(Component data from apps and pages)

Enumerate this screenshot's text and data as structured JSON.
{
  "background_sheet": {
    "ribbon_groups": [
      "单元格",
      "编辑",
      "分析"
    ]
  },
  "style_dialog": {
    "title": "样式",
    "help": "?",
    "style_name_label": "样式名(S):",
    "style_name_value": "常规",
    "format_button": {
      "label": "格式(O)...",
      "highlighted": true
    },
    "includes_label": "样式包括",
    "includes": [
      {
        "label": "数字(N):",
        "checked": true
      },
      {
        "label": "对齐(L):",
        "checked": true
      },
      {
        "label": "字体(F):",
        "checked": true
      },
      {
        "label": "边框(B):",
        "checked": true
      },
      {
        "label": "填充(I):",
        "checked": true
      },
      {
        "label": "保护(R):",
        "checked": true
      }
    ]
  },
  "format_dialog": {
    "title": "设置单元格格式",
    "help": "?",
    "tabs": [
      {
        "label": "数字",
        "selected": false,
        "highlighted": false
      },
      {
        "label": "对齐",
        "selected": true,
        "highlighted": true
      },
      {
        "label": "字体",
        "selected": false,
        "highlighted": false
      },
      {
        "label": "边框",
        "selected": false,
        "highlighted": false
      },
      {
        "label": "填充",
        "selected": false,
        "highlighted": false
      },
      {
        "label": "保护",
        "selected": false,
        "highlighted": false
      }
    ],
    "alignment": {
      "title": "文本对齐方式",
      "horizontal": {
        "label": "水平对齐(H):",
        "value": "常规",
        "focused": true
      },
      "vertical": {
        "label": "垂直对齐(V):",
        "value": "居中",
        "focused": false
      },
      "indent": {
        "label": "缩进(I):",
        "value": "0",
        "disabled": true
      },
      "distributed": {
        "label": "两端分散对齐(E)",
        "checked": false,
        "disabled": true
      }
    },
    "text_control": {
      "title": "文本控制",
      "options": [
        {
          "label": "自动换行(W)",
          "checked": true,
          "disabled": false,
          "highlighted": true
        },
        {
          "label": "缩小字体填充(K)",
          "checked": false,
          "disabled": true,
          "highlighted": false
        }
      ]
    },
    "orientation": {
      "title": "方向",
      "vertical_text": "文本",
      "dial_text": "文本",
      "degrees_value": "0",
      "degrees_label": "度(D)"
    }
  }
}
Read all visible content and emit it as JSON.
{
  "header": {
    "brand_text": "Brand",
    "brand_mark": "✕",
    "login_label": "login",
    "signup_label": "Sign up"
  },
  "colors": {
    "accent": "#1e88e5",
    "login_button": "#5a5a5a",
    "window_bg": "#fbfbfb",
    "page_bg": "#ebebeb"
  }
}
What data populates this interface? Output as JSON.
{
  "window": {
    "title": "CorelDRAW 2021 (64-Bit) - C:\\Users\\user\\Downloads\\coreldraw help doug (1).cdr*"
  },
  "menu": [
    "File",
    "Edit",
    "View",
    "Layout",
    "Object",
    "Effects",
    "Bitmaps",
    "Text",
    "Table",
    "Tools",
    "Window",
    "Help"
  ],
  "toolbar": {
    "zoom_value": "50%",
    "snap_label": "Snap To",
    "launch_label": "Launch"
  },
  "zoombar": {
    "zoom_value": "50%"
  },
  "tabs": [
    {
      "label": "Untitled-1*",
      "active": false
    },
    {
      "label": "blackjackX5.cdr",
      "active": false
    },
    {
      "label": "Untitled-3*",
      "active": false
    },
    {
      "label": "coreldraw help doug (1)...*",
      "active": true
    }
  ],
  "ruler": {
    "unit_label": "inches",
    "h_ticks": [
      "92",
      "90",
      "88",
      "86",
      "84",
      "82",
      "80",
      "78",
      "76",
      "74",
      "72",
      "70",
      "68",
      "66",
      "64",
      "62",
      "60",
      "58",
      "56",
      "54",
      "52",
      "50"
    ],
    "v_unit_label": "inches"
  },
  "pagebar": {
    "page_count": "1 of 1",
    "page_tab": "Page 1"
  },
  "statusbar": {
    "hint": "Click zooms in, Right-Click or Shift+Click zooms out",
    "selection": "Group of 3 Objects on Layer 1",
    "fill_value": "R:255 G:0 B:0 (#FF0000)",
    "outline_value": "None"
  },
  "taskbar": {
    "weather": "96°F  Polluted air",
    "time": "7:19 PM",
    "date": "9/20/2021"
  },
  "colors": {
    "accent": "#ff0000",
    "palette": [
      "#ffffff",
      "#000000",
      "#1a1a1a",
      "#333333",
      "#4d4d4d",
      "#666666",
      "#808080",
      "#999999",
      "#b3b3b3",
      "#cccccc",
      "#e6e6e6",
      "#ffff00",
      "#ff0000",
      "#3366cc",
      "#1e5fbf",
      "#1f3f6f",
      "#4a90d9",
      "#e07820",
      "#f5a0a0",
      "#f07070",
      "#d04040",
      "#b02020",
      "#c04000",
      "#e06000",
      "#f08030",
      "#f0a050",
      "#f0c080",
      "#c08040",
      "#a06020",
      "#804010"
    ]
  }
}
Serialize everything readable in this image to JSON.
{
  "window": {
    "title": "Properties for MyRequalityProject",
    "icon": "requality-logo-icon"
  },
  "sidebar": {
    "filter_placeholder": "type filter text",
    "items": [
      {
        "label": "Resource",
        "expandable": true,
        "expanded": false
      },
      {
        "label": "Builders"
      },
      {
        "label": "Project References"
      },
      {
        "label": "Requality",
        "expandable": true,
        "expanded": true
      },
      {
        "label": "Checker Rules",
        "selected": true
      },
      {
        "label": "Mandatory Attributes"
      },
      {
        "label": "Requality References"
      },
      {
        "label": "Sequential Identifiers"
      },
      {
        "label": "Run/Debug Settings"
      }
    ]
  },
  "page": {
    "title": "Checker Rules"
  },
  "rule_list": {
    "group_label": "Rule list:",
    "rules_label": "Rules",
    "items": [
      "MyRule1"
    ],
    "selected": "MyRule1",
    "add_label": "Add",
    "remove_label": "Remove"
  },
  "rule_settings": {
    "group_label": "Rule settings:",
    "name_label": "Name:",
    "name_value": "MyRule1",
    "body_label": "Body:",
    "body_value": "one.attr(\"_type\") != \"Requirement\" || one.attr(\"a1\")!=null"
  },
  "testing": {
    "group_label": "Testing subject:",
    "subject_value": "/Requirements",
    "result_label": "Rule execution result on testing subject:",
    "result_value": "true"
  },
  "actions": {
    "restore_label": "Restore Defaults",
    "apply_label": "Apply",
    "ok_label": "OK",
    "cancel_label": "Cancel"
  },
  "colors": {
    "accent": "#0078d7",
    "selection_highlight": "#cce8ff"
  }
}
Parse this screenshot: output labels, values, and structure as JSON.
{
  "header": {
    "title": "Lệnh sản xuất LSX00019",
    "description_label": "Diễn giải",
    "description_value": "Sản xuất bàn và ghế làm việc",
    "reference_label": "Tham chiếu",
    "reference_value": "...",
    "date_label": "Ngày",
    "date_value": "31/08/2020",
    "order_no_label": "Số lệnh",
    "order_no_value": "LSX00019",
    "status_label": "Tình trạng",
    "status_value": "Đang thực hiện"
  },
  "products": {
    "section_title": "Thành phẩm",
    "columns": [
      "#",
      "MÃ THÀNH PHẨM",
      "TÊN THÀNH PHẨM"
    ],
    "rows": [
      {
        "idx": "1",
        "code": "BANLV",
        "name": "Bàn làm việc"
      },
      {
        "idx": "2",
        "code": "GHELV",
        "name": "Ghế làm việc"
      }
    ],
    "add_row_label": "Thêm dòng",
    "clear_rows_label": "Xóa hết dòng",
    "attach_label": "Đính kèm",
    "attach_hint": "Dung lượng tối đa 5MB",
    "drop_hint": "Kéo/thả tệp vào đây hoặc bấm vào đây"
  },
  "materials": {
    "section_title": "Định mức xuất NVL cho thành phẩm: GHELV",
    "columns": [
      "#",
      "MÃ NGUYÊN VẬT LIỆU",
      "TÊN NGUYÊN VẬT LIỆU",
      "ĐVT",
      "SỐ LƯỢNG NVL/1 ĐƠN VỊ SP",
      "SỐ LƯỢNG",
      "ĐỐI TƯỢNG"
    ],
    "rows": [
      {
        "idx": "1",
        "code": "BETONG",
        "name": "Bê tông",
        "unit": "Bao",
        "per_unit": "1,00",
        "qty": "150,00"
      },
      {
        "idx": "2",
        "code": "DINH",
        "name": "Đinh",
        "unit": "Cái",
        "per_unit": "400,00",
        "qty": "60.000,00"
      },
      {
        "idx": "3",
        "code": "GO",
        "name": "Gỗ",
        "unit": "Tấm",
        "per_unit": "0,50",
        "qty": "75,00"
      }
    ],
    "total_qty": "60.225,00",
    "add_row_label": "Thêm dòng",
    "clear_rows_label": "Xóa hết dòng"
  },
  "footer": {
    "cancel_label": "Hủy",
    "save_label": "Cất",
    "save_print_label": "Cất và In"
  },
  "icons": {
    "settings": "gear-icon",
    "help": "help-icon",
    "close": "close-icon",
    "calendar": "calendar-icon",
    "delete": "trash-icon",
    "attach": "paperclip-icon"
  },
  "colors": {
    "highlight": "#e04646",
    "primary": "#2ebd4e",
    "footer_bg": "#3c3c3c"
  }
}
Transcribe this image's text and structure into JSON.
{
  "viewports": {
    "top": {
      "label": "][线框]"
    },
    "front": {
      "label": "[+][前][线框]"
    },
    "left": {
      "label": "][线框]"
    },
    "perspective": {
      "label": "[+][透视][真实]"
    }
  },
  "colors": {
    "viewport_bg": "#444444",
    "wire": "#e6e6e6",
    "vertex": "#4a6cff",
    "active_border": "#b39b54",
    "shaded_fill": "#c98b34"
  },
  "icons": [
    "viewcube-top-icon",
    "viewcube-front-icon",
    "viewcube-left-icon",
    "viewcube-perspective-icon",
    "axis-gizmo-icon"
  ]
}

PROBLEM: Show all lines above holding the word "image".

OUTPUT:
Serialize everything readable in this image to JSON.
Transcribe this image's text and structure into JSON.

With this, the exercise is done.